Aim of the exercise:
Copy the records below exactly, omitting any pictures they contain.

*** Opening Data ***

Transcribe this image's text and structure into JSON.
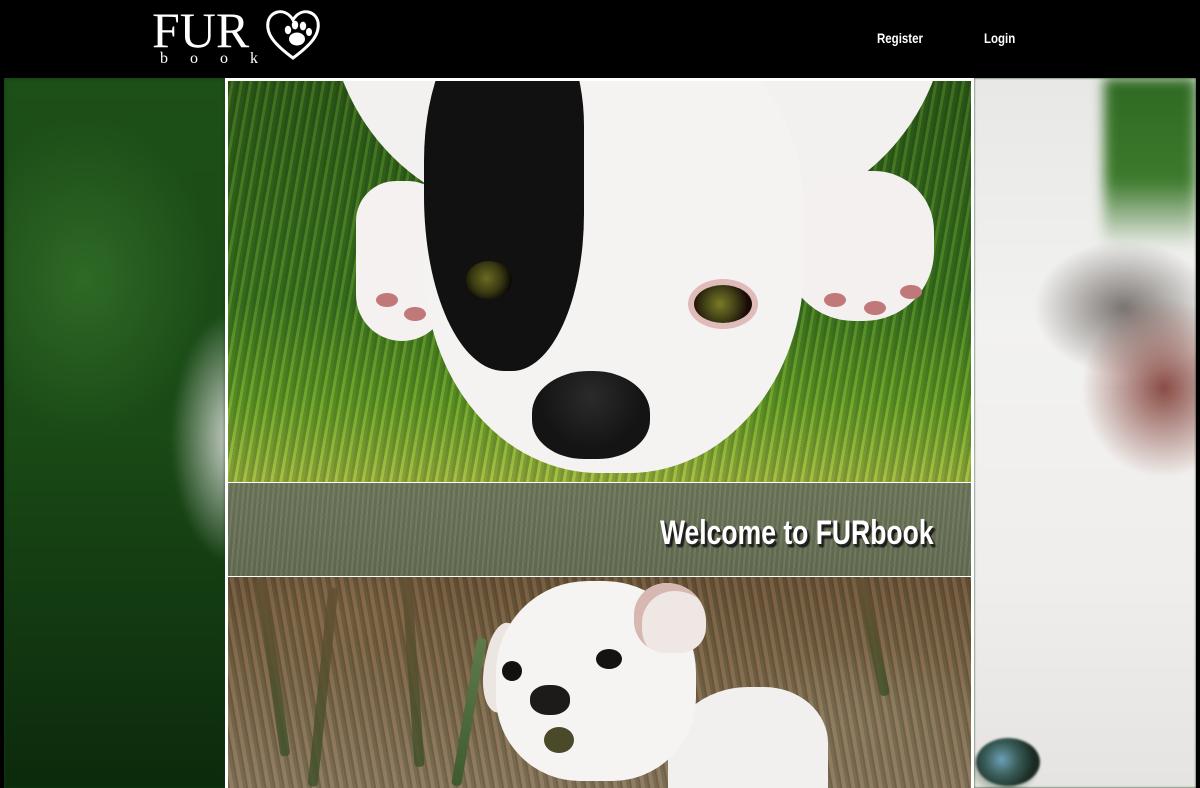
{
  "navbar": {
    "logo": {
      "word": "FUR",
      "sub": "book",
      "icon": "paw-heart-icon"
    },
    "links": {
      "register": "Register",
      "login": "Login"
    }
  },
  "hero": {
    "welcome_text": "Welcome to FURbook"
  },
  "colors": {
    "navbar_bg": "#000000",
    "panel_border": "#ffffff",
    "text": "#ffffff"
  }
}
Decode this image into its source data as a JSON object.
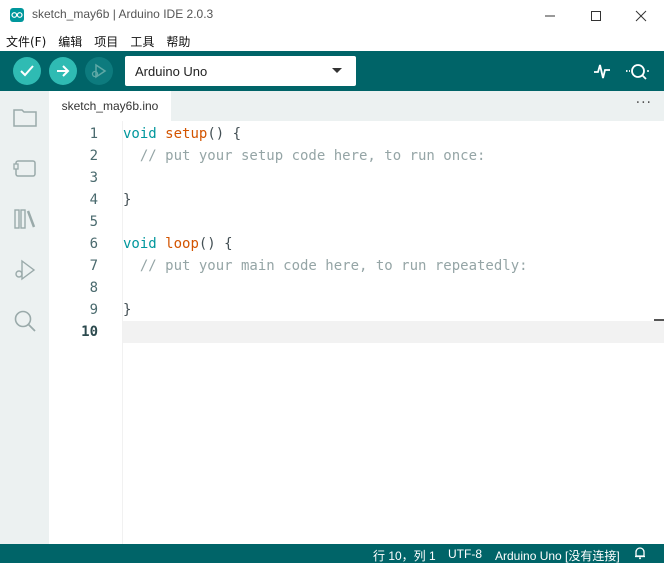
{
  "window": {
    "title": "sketch_may6b | Arduino IDE 2.0.3"
  },
  "menu": [
    "文件(F)",
    "编辑",
    "项目",
    "工具",
    "帮助"
  ],
  "toolbar": {
    "board": "Arduino Uno"
  },
  "editor": {
    "tab": "sketch_may6b.ino",
    "more": "···",
    "lines": [
      {
        "n": "1",
        "parts": [
          [
            "kw",
            "void"
          ],
          [
            "",
            " "
          ],
          [
            "fn",
            "setup"
          ],
          [
            "",
            "() {"
          ]
        ]
      },
      {
        "n": "2",
        "parts": [
          [
            "",
            "  "
          ],
          [
            "cm",
            "// put your setup code here, to run once:"
          ]
        ]
      },
      {
        "n": "3",
        "parts": []
      },
      {
        "n": "4",
        "parts": [
          [
            "",
            "}"
          ]
        ]
      },
      {
        "n": "5",
        "parts": []
      },
      {
        "n": "6",
        "parts": [
          [
            "kw",
            "void"
          ],
          [
            "",
            " "
          ],
          [
            "fn",
            "loop"
          ],
          [
            "",
            "() {"
          ]
        ]
      },
      {
        "n": "7",
        "parts": [
          [
            "",
            "  "
          ],
          [
            "cm",
            "// put your main code here, to run repeatedly:"
          ]
        ]
      },
      {
        "n": "8",
        "parts": []
      },
      {
        "n": "9",
        "parts": [
          [
            "",
            "}"
          ]
        ]
      },
      {
        "n": "10",
        "parts": []
      }
    ],
    "active_line": "10"
  },
  "status": {
    "position": "行 10，列 1",
    "encoding": "UTF-8",
    "board": "Arduino Uno [没有连接]"
  },
  "colors": {
    "teal_dark": "#006468",
    "teal_button": "#2fbbb3",
    "keyword": "#00979d",
    "function": "#d35400",
    "comment": "#95a5a6"
  }
}
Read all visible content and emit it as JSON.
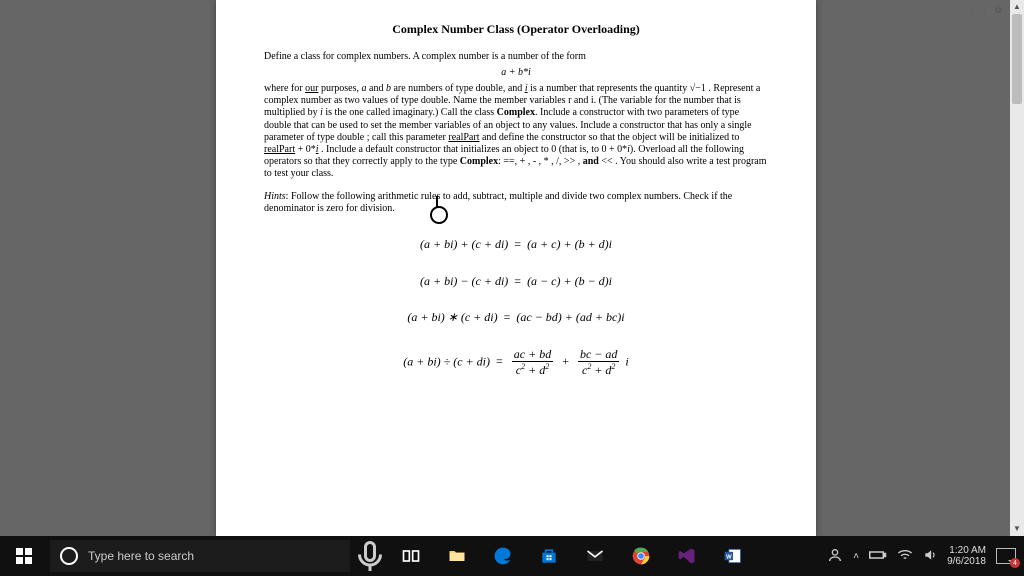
{
  "titlebar": {
    "dots": "· · ·",
    "max": "⧉",
    "close": "✕"
  },
  "doc": {
    "title": "Complex Number Class (Operator Overloading)",
    "intro1": "Define a class for complex numbers. A complex number is a number of the form",
    "form": "a + b*i",
    "intro2a": "where for ",
    "intro2b": "our",
    "intro2c": " purposes, ",
    "intro2d": "a",
    "intro2e": " and ",
    "intro2f": "b",
    "intro2g": " are numbers of type double, and ",
    "intro2h": "i",
    "intro2i": " is a number that represents the quantity √−1 . Represent a complex number as two values of type double. Name the member variables r and i. (The variable for the number that is multiplied by ",
    "intro2j": "i",
    "intro2k": " is the one called imaginary.) Call the class ",
    "intro2l": "Complex",
    "intro2m": ". Include a constructor with two parameters of type double that can be used to set the member variables of an object to any values. Include a constructor that has only a single parameter of type double ; call this parameter ",
    "intro2n": "realPart",
    "intro2o": " and define the constructor so that the object will be initialized to ",
    "intro2p": "realPart",
    "intro2q": " + 0*",
    "intro2r": "i",
    "intro2s": " . Include a default constructor that initializes an object to 0 (that is, to 0 + 0*",
    "intro2t": "i",
    "intro2u": "). Overload all the following operators so that they correctly apply to the type ",
    "intro2v": "Complex",
    "intro2w": ": ==, + , - , * ,  /, >> , ",
    "intro2x": "and",
    "intro2y": " << . You should also write a test program to test your class.",
    "hints_label": "Hints",
    "hints": ": Follow the following arithmetic rules to add, subtract, multiple and divide two complex numbers. Check if the denominator is zero for division.",
    "eq1_l": "(a + bi) + (c + di)",
    "eq1_r": "(a + c) + (b + d)i",
    "eq2_l": "(a + bi) − (c + di)",
    "eq2_r": "(a − c) + (b − d)i",
    "eq3_l": "(a + bi) ∗ (c + di)",
    "eq3_r": "(ac − bd) + (ad + bc)i",
    "eq4_l": "(a + bi) ÷ (c + di)",
    "eq4_num1": "ac + bd",
    "eq4_num2": "bc − ad",
    "eq4_den_a": "c",
    "eq4_den_b": "d",
    "equals": "="
  },
  "taskbar": {
    "search_placeholder": "Type here to search",
    "time": "1:20 AM",
    "date": "9/6/2018",
    "notif_count": "4"
  }
}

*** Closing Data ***

Task result:
Transcribe this image's text and structure into JSON.
{
  "navbar": {
    "logo": {
      "word": "FUR",
      "sub": "book",
      "icon": "paw-heart-icon"
    },
    "links": {
      "register": "Register",
      "login": "Login"
    }
  },
  "hero": {
    "welcome_text": "Welcome to FURbook"
  },
  "colors": {
    "navbar_bg": "#000000",
    "panel_border": "#ffffff",
    "text": "#ffffff"
  }
}
Decode this image into its source data as a JSON object.
{
  "window": {
    "title": "sketch_may6b | Arduino IDE 2.0.3"
  },
  "menu": [
    "文件(F)",
    "编辑",
    "项目",
    "工具",
    "帮助"
  ],
  "toolbar": {
    "board": "Arduino Uno"
  },
  "editor": {
    "tab": "sketch_may6b.ino",
    "more": "···",
    "lines": [
      {
        "n": "1",
        "parts": [
          [
            "kw",
            "void"
          ],
          [
            "",
            " "
          ],
          [
            "fn",
            "setup"
          ],
          [
            "",
            "() {"
          ]
        ]
      },
      {
        "n": "2",
        "parts": [
          [
            "",
            "  "
          ],
          [
            "cm",
            "// put your setup code here, to run once:"
          ]
        ]
      },
      {
        "n": "3",
        "parts": []
      },
      {
        "n": "4",
        "parts": [
          [
            "",
            "}"
          ]
        ]
      },
      {
        "n": "5",
        "parts": []
      },
      {
        "n": "6",
        "parts": [
          [
            "kw",
            "void"
          ],
          [
            "",
            " "
          ],
          [
            "fn",
            "loop"
          ],
          [
            "",
            "() {"
          ]
        ]
      },
      {
        "n": "7",
        "parts": [
          [
            "",
            "  "
          ],
          [
            "cm",
            "// put your main code here, to run repeatedly:"
          ]
        ]
      },
      {
        "n": "8",
        "parts": []
      },
      {
        "n": "9",
        "parts": [
          [
            "",
            "}"
          ]
        ]
      },
      {
        "n": "10",
        "parts": []
      }
    ],
    "active_line": "10"
  },
  "status": {
    "position": "行 10，列 1",
    "encoding": "UTF-8",
    "board": "Arduino Uno [没有连接]"
  },
  "colors": {
    "teal_dark": "#006468",
    "teal_button": "#2fbbb3",
    "keyword": "#00979d",
    "function": "#d35400",
    "comment": "#95a5a6"
  }
}
Read all visible content and emit it as JSON.
{
  "titlebar": {
    "dots": "· · ·",
    "max": "⧉",
    "close": "✕"
  },
  "doc": {
    "title": "Complex Number Class (Operator Overloading)",
    "intro1": "Define a class for complex numbers. A complex number is a number of the form",
    "form": "a + b*i",
    "intro2a": "where for ",
    "intro2b": "our",
    "intro2c": " purposes, ",
    "intro2d": "a",
    "intro2e": " and ",
    "intro2f": "b",
    "intro2g": " are numbers of type double, and ",
    "intro2h": "i",
    "intro2i": " is a number that represents the quantity √−1 . Represent a complex number as two values of type double. Name the member variables r and i. (The variable for the number that is multiplied by ",
    "intro2j": "i",
    "intro2k": " is the one called imaginary.) Call the class ",
    "intro2l": "Complex",
    "intro2m": ". Include a constructor with two parameters of type double that can be used to set the member variables of an object to any values. Include a constructor that has only a single parameter of type double ; call this parameter ",
    "intro2n": "realPart",
    "intro2o": " and define the constructor so that the object will be initialized to ",
    "intro2p": "realPart",
    "intro2q": " + 0*",
    "intro2r": "i",
    "intro2s": " . Include a default constructor that initializes an object to 0 (that is, to 0 + 0*",
    "intro2t": "i",
    "intro2u": "). Overload all the following operators so that they correctly apply to the type ",
    "intro2v": "Complex",
    "intro2w": ": ==, + , - , * ,  /, >> , ",
    "intro2x": "and",
    "intro2y": " << . You should also write a test program to test your class.",
    "hints_label": "Hints",
    "hints": ": Follow the following arithmetic rules to add, subtract, multiple and divide two complex numbers. Check if the denominator is zero for division.",
    "eq1_l": "(a + bi) + (c + di)",
    "eq1_r": "(a + c) + (b + d)i",
    "eq2_l": "(a + bi) − (c + di)",
    "eq2_r": "(a − c) + (b − d)i",
    "eq3_l": "(a + bi) ∗ (c + di)",
    "eq3_r": "(ac − bd) + (ad + bc)i",
    "eq4_l": "(a + bi) ÷ (c + di)",
    "eq4_num1": "ac + bd",
    "eq4_num2": "bc − ad",
    "eq4_den_a": "c",
    "eq4_den_b": "d",
    "equals": "="
  },
  "taskbar": {
    "search_placeholder": "Type here to search",
    "time": "1:20 AM",
    "date": "9/6/2018",
    "notif_count": "4"
  }
}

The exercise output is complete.